On running the London Marathon

Warning: this post is not about cycling (that’s coming in the next posts).

About a year ago, I ran a marathon, just because I wanted to. I did the Lochaber Marathon, out of Fort William, which was a good event, and clocked a time of 3 hours and 27 minutes. I’d worked really hard to get under my 3:30 target, and when I crossed the finish line my thoughts were “that’s that box ticked, I can’t see myself wanting to do that again.” And then someone on a web forum pointed out that I’d run a Good For Age qualifying time for London. There are basically 3 ways you can get in to the London Marathon: you can go into the ballot, which has no guarantees of a place; you can take a place to run for a charity, which obliges you to raise quite a bit of money in sponsorship; or you can run a “fast” time, otherwise known as a Good For Age time. (Actually there are another lot of spots, called Championship spots, for the really, really fast people). The requirement for a Good For Age (GFA) spot depends, unsurprisingly, on your age and your gender. For men under 40 it is 3hours 10minutes; for men over 40 it goes to 3h15, and so on. But for women under 50 it is 3 hours 50*. I was quite surprised by this; obviously the women’s time will be slower, but that is a lot softer than the men’s times. I assume that they want to give more spaces to women. Anyway the result was that about a fortnight after saying I’d never run a marathon again I had my application in for London.

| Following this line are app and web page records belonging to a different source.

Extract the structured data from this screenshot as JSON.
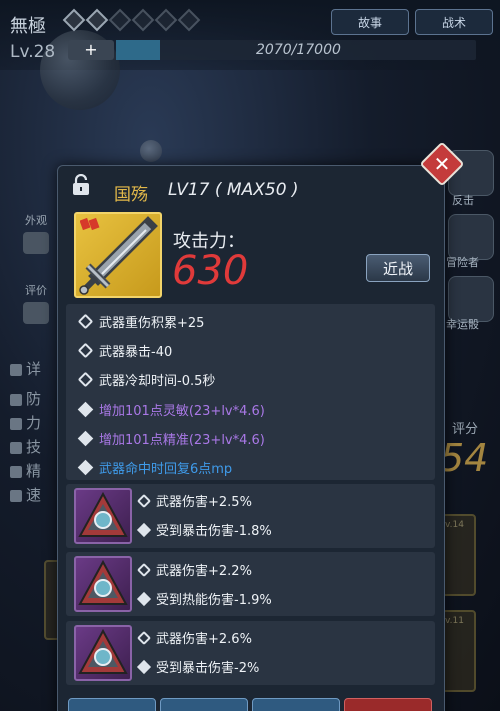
{
  "header": {
    "hero_name": "無極",
    "level": "Lv.28",
    "plus_label": "+",
    "exp_text": "2070/17000",
    "exp_progress": 0.1218,
    "story_label": "故事",
    "tactic_label": "战术"
  },
  "left_sidebar": {
    "appearance_label": "外观",
    "rating_label": "评价",
    "details_label": "详",
    "detail_items": [
      "防",
      "力",
      "技",
      "精",
      "速"
    ]
  },
  "right_sidebar": {
    "counter_label": "反击",
    "adventurer_label": "冒险者",
    "lucky_label": "幸运骰",
    "score_label": "评分",
    "score_value": "54",
    "card_level_1": "Lv.14",
    "card_level_2": "Lv.11"
  },
  "weapon": {
    "name": "国殇",
    "level_text": "LV17 ( MAX50 )",
    "attack_label": "攻击力：",
    "attack_value": "630",
    "melee_label": "近战"
  },
  "stats": [
    {
      "text": "武器重伤积累+25",
      "style": "white",
      "mark": "gear"
    },
    {
      "text": "武器暴击-40",
      "style": "white",
      "mark": "gear"
    },
    {
      "text": "武器冷却时间-0.5秒",
      "style": "white",
      "mark": "gear"
    },
    {
      "text": "增加101点灵敏(23+lv*4.6)",
      "style": "purple",
      "mark": "dia"
    },
    {
      "text": "增加101点精准(23+lv*4.6)",
      "style": "purple",
      "mark": "dia"
    },
    {
      "text": "武器命中时回复6点mp",
      "style": "blue",
      "mark": "dia"
    }
  ],
  "gems": [
    {
      "line1": "武器伤害+2.5%",
      "line2": "受到暴击伤害-1.8%"
    },
    {
      "line1": "武器伤害+2.2%",
      "line2": "受到热能伤害-1.9%"
    },
    {
      "line1": "武器伤害+2.6%",
      "line2": "受到暴击伤害-2%"
    }
  ],
  "colors": {
    "accent_gold": "#e2b84a",
    "attack_red": "#e03a3a",
    "stat_purple": "#a978e6",
    "stat_blue": "#3f9bea",
    "close_red": "#c43b3b"
  }
}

Roll forward a year, and I was stood on the start line – well actually there are 3 start lines, because there are so many people, the start you see on TV is probably about half the total runners… We had our silence in memory of the victims of the Boston Marathon bombings and then we were off. Well, I am used to taking part in little local races where there might be a few partners/children hanging about at the finish line. This was rather different! There were crowds pretty much all the way round, so the experience varied from “noisy” to “very noisy” – the drummers under the flyover were especially noisy…  going through Greenwich there were several pubs with sound systems or bands. At one point in Greenwich the road runs straight for quite a way, and it was just full of runners as far as I could see – and I also knew that most of the runners were behind me! Wonderful Boyfriend was waiting at a point just after Tower Bridge where you pass in both directions – on the way out it is just after the half way point and on the way back about mile 22. So I spotted him on the way out – just after the elite male runners had come past on their way back, it was nice to see them. By the time I got back to W.B. I was feeling quite tired and thinking that I’d forgotten just how far a marathon is! I was very glad to see him again. I’d been going for 2.5 – 3 hours by this time and the outward area was still full of people going through halfway… I think seeing W.B. gave me a lift as I knew I was nearly round, because I was able to pick up the pace and pass lots of people all the way to the finish – the “run for 14 minute, walk for a minute, repeat” thing that I do really helps for this as well.

So I got to the finish, which almost felt like an anticlimax. I ran 3:35:58 in the end, which I am quite happy with. I was 5646th out of 34170 finishers, 880th out of 12201 female finishers and 171st out of 1934 women aged between 40 and 44; which is not bad. I got my finisher’s medal and teeshirt (the teeshirt is a one size fits none job – it is massive!) and then spent quite a while waiting for W.B to work his way through the busy tube system to come and join me. We got some food and then went back to my sister’s home where we were staying. Would I do it again? Probably not, though I can see why people go back it is a very good atmosphere. There are just lots of other things I would like to do!

*Note: these were the times for the 2013 race. I believe that they have changed at least some of the qualifying times for next year.

Advertisements

One thought on “On running the London Marathon

  1. Pingback: On the Snow Roads Audax | WisoB

Leave a Reply

Fill in your details below or click an icon to log in:

WordPress.com Logo

You are commenting using your WordPress.com account. Log Out / Change )

Twitter picture

You are commenting using your Twitter account. Log Out / Change )

Facebook photo

You are commenting using your Facebook account. Log Out / Change )

Google+ photo

You are commenting using your Google+ account. Log Out / Change )

Connecting to %s